    More about this item

    Keywords

    Savings and loan associations; Mortgages;

    Statistics

    Access and download statistics

    Corrections

    All material on this site has been provided by the respective publishers and authors. You can help correct errors and omissions. When requesting a correction, please mention this item's handle: RePEc:fip:fedgfe:1998-25. See general information about how to correct material in RePEc.

    For technical questions regarding this item, or to correct its authors, title, abstract, bibliographic or download information, contact: . General contact details of provider: https://edirc.repec.org/data/frbgvus.html .

    If you have authored this item and are not yet registered with RePEc, we encourage you to do it here. This allows to link your profile to this item. It also allows you to accept potential citations to this item that we are uncertain about.

    If CitEc recognized a bibliographic reference but did not link an item in RePEc to it, you can help with this form .

    If you know of missing items citing this one, you can help us creating those links by adding the relevant references in the same way as above, for each refering item. If you are a registered author of this item, you may also want to check the "citations" tab in your RePEc Author Service profile, as there may be some citations waiting for confirmation.
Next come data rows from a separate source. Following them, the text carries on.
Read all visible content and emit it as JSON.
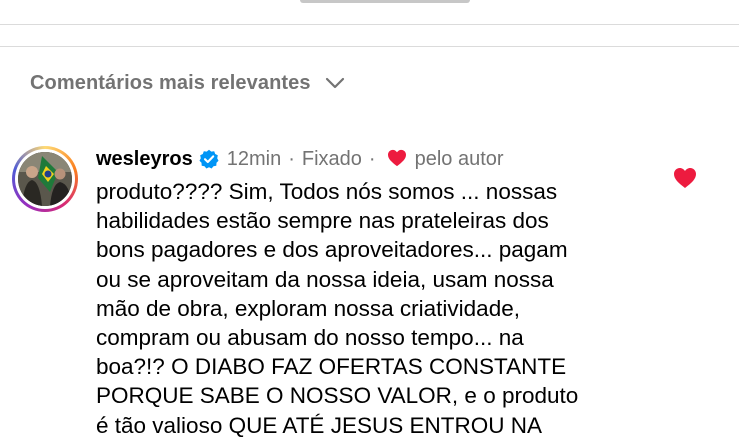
{
  "sort": {
    "label": "Comentários mais relevantes",
    "icon": "chevron-down-icon"
  },
  "comment": {
    "username": "wesleyros",
    "verified": true,
    "time": "12min",
    "separator": "·",
    "pinned": "Fixado",
    "liked_by_author_label": "pelo autor",
    "text": "produto???? Sim, Todos nós somos ... nossas\nhabilidades estão sempre nas prateleiras dos\nbons pagadores e dos aproveitadores... pagam\nou se aproveitam da nossa  ideia, usam nossa\nmão de obra, exploram nossa criatividade,\ncompram ou abusam do nosso tempo... na\nboa?!? O DIABO FAZ OFERTAS CONSTANTE\nPORQUE SABE O NOSSO VALOR, e o produto\né tão valioso QUE ATÉ JESUS ENTROU NA",
    "liked": true
  },
  "colors": {
    "secondary_text": "#737373",
    "verified_blue": "#0095f6",
    "heart_red": "#ed1b3f",
    "divider": "#dbdbdb"
  }
}
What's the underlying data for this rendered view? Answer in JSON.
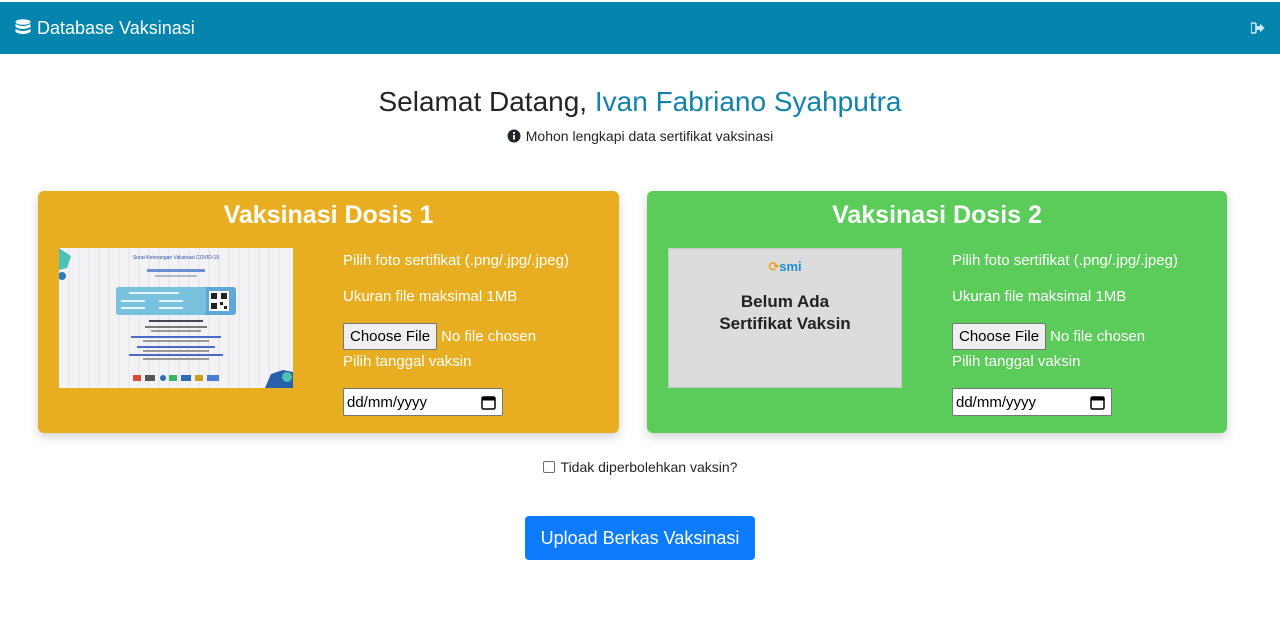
{
  "navbar": {
    "brand_icon": "database-icon",
    "brand_label": "Database Vaksinasi",
    "logout_icon": "sign-out-icon"
  },
  "welcome": {
    "greeting": "Selamat Datang,",
    "name": "Ivan Fabriano Syahputra",
    "note_icon": "info-circle-icon",
    "note": "Mohon lengkapi data sertifikat vaksinasi"
  },
  "colors": {
    "navbar": "#0485ad",
    "dose1_card": "#e7ae21",
    "dose2_card": "#5bcb5a",
    "accent_name": "#1381a8",
    "upload_button": "#0d7bfd"
  },
  "dose1": {
    "title": "Vaksinasi Dosis 1",
    "certificate_title": "Surat Keterangan Vaksinasi COVID-19",
    "file_hint": "Pilih foto sertifikat (.png/.jpg/.jpeg)",
    "size_hint": "Ukuran file maksimal 1MB",
    "choose_label": "Choose File",
    "no_file": "No file chosen",
    "date_label": "Pilih tanggal vaksin",
    "date_placeholder": "dd/mm/yyyy"
  },
  "dose2": {
    "title": "Vaksinasi Dosis 2",
    "logo_text": "smi",
    "placeholder_line1": "Belum Ada",
    "placeholder_line2": "Sertifikat Vaksin",
    "file_hint": "Pilih foto sertifikat (.png/.jpg/.jpeg)",
    "size_hint": "Ukuran file maksimal 1MB",
    "choose_label": "Choose File",
    "no_file": "No file chosen",
    "date_label": "Pilih tanggal vaksin",
    "date_placeholder": "dd/mm/yyyy"
  },
  "checkbox": {
    "label": "Tidak diperbolehkan vaksin?",
    "checked": false
  },
  "upload_button": "Upload Berkas Vaksinasi"
}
    For technical questions regarding this item, or to correct its authors, title, abstract, bibliographic or download information, contact: (email available below). General contact details of provider: https://edirc.repec.org/data/frbgvus.html .

    Please note that corrections may take a couple of weeks to filter through the various RePEc services.

    IDEAS is a RePEc service hosted by the Research Division of the Federal Reserve Bank of St. Louis . RePEc uses bibliographic data supplied by the respective publishers.